One of the final holdouts of the streaming revolution, Tool, has finally relented. In the run up to their latest album, Fear Inoculum, their first in 13 years, the legendary prog-metal band has made their back catalogue available on streaming services everywhere. An entire generation of potential fans who’ve grown up with the ability to stream albums at will, and for whom physical media is a quaint and archaic idea, now have the chance to experience the full scope of one of the greatest and most mysterious bands of the modern era.
As a band, Tool have shifted and evolved much over the now 27 years of their career, and even with just five releases in their back catalogue (not including Salival, which did not get the streaming treatment) it can be difficult to know where to start. Tempting as it is to say, “start at the beginning and work your way forward,” our consumption of music is so vastly different than it’s ever been. With the caveat that it’s impossible to remove most Tool songs from the fabric of the album on which they’re featured, we decided to take some of the guess work out of the process for new fans venturing into the Tool shed for the very first time.

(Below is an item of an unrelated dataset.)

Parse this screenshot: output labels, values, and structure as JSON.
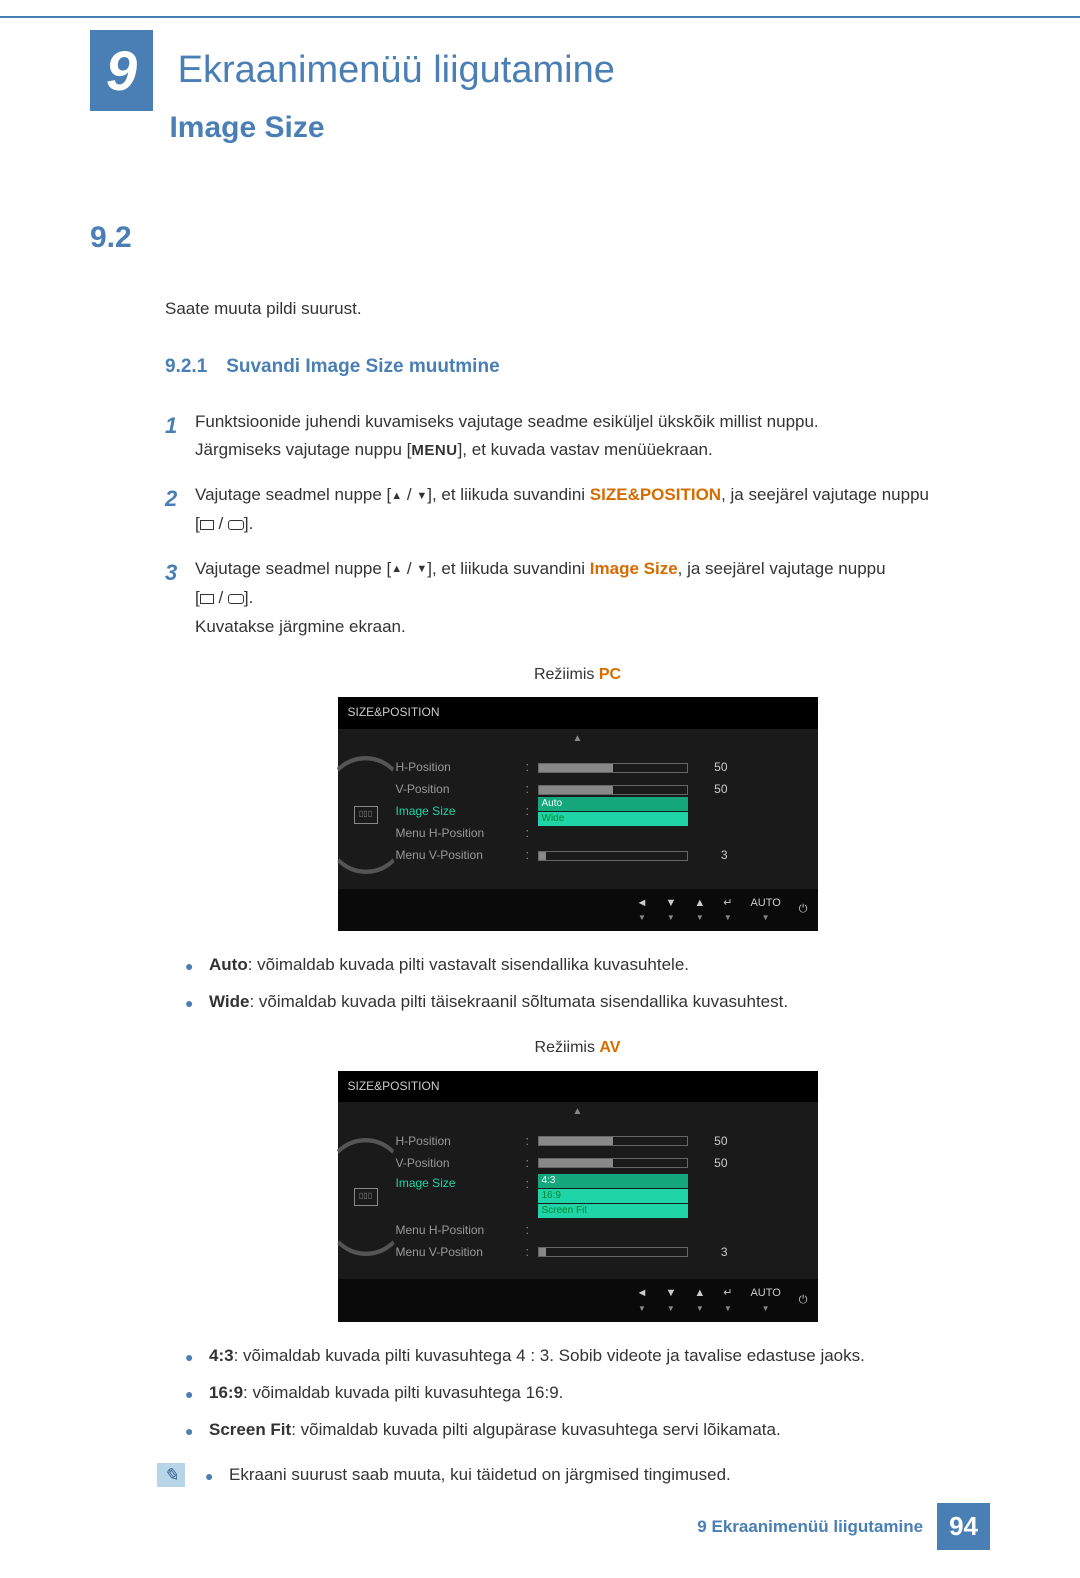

Sweat: The first track off their first EP, “Sweat” sets a bold standard that the band spends the rest of their career tearing to shreds. A more overtly “heavy” song than many of their later works, it’s impossible to disconnect “Sweat” or Opiate from the miasma of the rock of the era. Still, it invokes many of the themes that Tool would explore throughout their career and the lyrics give a hint at the kind of philosophical ideas that lead singer Maynard James Keenan would more fully expound upon in later releases. Feeling like a dose of post-grunge in the midst of the grunge era, it was about six years ahead of its time, setting a trend that Tool would follow in subsequent releases.
Bottom: Undertow is largely a more refined extension of the elements explored by Opiate, in which Tool is still playing the role of more traditional metal/hard rock miscreants. “Bottom,” while still playing within that oeuvre, further suggests that Tool had higher aspirations than your average early-90s heavy metal band. Featuring a guest performance from Henry Rollins, who delivers what might be the most Rollins monologue of all time, the song is about confronting weakness both within the self and the world outside. These are themes that Tool would more artfully explore as they evolved, but there’s an undeniable power evinced here that evokes not just what Tool was but who Tool aspired to be.
Eulogy: There’s a prescience to this track from 1996’s Ænima that feels even more appropriate today than it ever has. Rumors about who Keenan is singing about have abound. One of the more commonly accepted notions was that it’s a tongue-in-cheek memorial to Scientology founder L. Ron Hubbard but since he died ten years before this song, I’m skeptical. The who matters far less than the rest of the song implies, however. Ultimately this is a song about rejecting those who purport to speak for us and thinking for ourselves. By removing any specific notions about who the song might be about from the context, it could be about anyone. It also serves as a beat by beat recounting of how fascists and fools gain power by “standing above the crowd [and having] a voice that was strong and loud.” Anyone can gain power by “ranting and raving” but, in the end, it’s a façade and, when they’re gone, they won’t be missed.
Disposition/Reflection/Triad: Originally conceived as a single 24-minute song entitled “Resolution,” before being broken up into three distinct tracks, these songs make up an epic prog-rock banger that brings the emotional crux of 2001’s Lateralus to a close. Flowing like the movements of symphony of heavy metal, they serve as a sort of final mission statement for the over-arching themes of introspection and transcendence that are explored throughout the album. One part Pink Floyd and one part Led Zeppelin, it’s 24 minutes of mind-bending fury that pushes you forward on a journey of self-reflection and ego destruction that’s as heavy as any trip you’re likely to take.
Wings for Marie/10,000 Days: Written following the death of Keenan’s mother, these two tracks form a world destroying 18-minute eulogy unlike any that has ever been given. For backstory, Keenan’s mother suffered a debilitating stroke when was 11 years old (explored in the song “Jimmy” off of Ænima). She spent the next 27 years (or 10,000 days) in a wheelchair before dying in 2003. “Wings for Marie/10,000 Days” finds Keenan exalting his mother and her Christian faith, which he’d often railed against in other songs (see also: A Perfect Circle’s “Judith,” also about Keenan’s mother). It’s the most emotional song from a band that’s never shied away from delving into emotional material, finding Keenan coming to terms not just with his mother’s death but with the faith his mother displayed throughout the final 27 years of her life. If you’re not sobbing by the time Keenan sings “Give me my wings,” then I don’t know what to tell you.